The game lasts about an hour for each player, and it’s full of a lot of different things. There’s a lot of replay value because it takes so many games to get a good grasp on all the different strategies and how to best use them.
Pros: Checks all four Xs and has a map, a tech tree, culture, trade, and more.
People can learn and play quickly with this game. That’s not all. It also has enough depth that you’ll learn something new each time you play.
The parts of the game are well-made and strong.
In the expansion, there are 14 new civilizations, but they’re hard to find because the game is no longer being made and is out of print.
Dominant Species isn’t your typical 4X game, and it isn’t one you’d think to put on your list. Most people think of it as a war euro, but it also has all of the things that make a great 4X game.
Each player picks one of six types of animals: amphibian, arachnid, bird, insect, mammal, or reptile, and then moves to the next one. In the game, players get victory points for exploring new terrain and gathering elements through Adaptation. They also get points for competing with each other and destroying each other through Competition and Glaciation. (Don’t worry if these words are new to you. They’re just game terms)
I think it’s a 4X. And it was just a great game all around. It seamlessly combines area control, worker placement, a modular board, tile laying, and card drafting to make a strategy game that’s very hard to master. While it may seem hard to set up, the game is actually very simple to teach and learn.
Whether you’re playing with two or six people, this is a great game.
There isn’t any time to sit around and wait for things to happen. In other words, no matter how long the games are, the time flies away.
You can still play the game the way you want even though each animal has its own special ability, which makes the game more interesting.
Blends short-term tactics and long-term strategy well, and does it well.
You might not like games that involve direct attacks on other players, so just be aware of who you play with.
Fantasy Flight Games Twilight Imperium 4th Edition Board Game
Teens and adults can play this strategy-based game, which is best for three to six players and lasts between four and eight hours. Players compete for interstellar supremacy through trade, politics, allegiance, and warfare in a game of galactic conquests with 17 civilizations and a lot of different things to do. With friends and family, you can play a competitive and exciting game that is fun to play.

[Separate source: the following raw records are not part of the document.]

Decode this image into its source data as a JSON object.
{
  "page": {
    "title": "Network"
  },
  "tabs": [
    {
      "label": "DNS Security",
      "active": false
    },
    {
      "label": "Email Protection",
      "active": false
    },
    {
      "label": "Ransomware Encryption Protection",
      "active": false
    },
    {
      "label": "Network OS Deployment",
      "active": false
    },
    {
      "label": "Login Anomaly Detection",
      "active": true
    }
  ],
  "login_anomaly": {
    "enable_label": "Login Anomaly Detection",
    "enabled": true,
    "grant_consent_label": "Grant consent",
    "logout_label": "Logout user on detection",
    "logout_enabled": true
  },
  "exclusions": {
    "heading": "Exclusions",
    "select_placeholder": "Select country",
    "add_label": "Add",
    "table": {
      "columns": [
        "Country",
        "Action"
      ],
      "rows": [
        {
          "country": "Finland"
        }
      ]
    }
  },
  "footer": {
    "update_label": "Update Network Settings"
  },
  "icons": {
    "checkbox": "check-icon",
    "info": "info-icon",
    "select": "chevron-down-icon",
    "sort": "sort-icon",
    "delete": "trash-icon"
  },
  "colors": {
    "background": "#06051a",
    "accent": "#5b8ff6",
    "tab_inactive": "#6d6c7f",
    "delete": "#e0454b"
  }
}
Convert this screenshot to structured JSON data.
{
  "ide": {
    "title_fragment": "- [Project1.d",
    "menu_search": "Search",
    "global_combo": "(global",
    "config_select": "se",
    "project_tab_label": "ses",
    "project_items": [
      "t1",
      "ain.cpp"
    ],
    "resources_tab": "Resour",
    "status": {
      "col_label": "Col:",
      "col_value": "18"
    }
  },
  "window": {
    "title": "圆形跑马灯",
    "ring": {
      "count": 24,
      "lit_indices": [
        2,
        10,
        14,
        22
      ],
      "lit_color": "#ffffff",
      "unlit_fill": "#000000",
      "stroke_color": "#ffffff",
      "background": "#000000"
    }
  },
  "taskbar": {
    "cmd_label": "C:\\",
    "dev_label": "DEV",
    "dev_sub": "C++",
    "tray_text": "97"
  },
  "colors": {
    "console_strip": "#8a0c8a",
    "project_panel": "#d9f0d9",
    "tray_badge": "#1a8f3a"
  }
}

Gamelyn Games Heroes Of Land, Air & Sea
For children who are 14 and older, this game lasts about 30 minutes. It can be played by one to four people, and it’s good for kids who are older than 14. Short but exciting, the box comes with 80 cardboard structures and detailed miniatures. Each player in the game, Aughmoore, has to figure out how to explore the land, grow, and build cities while killing enemies to conquer land and take the board.